PHOTO: Oregon Food Bank picks up 1,000-pound bins of onions every other week from River Point Farms in Hermiston, for distribution to emergency food pantries across the state. Photo courtesy River Point Farms.
PHOTO: Oregon Food Bank picks up 1,000-pound bins of onions every other week from River Point Farms in Hermiston, for distribution to emergency food pantries across the state. Photo courtesy River Point Farms.
August 14, 2014

HERMISTON, Ore. - As farmers spend the next few months bringing in their bounty, Oregon Food Bank is asking more of them to rethink what they do with the produce that is perfectly good to eat but not quite good enough to market. Food, almost past its prime, is often donated to food banks, but it requires speedy distribution.

So, Oregon Food Bank is looking to get more crops fresh from the farm and with longer shelf life. Katie Pearmine, strategic sourcing manager at the Food Bank, helps set up the agreements. She says the goal is consistent, year-round donations of healthy foods that are easy for farmers to maintain.

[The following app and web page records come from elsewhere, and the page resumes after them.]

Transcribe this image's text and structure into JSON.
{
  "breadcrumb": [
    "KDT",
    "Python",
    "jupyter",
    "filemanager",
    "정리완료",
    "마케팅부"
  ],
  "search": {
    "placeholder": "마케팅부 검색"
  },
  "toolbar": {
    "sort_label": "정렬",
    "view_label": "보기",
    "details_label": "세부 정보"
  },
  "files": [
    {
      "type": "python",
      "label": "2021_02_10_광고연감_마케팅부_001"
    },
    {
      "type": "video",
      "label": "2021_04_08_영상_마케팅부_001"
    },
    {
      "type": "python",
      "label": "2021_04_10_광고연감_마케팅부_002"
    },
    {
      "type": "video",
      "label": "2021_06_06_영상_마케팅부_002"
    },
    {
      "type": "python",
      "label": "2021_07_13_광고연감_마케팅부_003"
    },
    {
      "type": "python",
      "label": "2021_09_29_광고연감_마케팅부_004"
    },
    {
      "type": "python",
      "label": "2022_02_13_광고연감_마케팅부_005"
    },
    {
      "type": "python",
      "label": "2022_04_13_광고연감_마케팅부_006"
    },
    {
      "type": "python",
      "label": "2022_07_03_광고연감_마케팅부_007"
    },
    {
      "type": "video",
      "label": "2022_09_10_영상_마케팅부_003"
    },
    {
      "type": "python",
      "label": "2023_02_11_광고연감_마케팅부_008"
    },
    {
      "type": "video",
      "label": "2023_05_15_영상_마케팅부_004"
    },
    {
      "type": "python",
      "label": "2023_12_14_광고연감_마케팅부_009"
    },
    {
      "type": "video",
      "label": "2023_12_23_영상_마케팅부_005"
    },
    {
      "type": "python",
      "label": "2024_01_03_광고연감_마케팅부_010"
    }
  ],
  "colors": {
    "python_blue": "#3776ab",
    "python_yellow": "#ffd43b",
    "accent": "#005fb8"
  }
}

"We're also able to be a business solution for them," Pearmine says. "If we weren't picking them up, they would be going to seed in most cases and at the same time, because of our new Crop Donation Tax Credit, they're able to receive a 15-percent tax credit for the donation."

Pearmine says Oregon Food Bank doesn't want donations to add extra expense for farms, so depending on the crop and circumstances, the organization can pay for pallets, packaging, transportation, and even help with some labor costs. She says they also work with ranchers and dairy farmers.

In Hermiston, River Point Farms has been an Oregon Food Bank partner since 2007, donating onions that aren't the right size or have blemishes that would keep them out of supermarkets. Stefan Matheny, product research-and-development manager at River Point, says they'd rather have all their harvest put to use than see it go to waste.

"You don't have to be a big operation," Matheny says. "It's been very easy, working with their team and trucking crew. And paperwork-wise, it's been very easy throughout the years."

There are plenty of potential donors around the state, with 35,000 farms producing 200 different crops. For now, Oregon Food Bank says it's focusing on foods with a longer storage life including apples, pears, carrots, onions and potatoes.

Chris Thomas, Public News Service - OR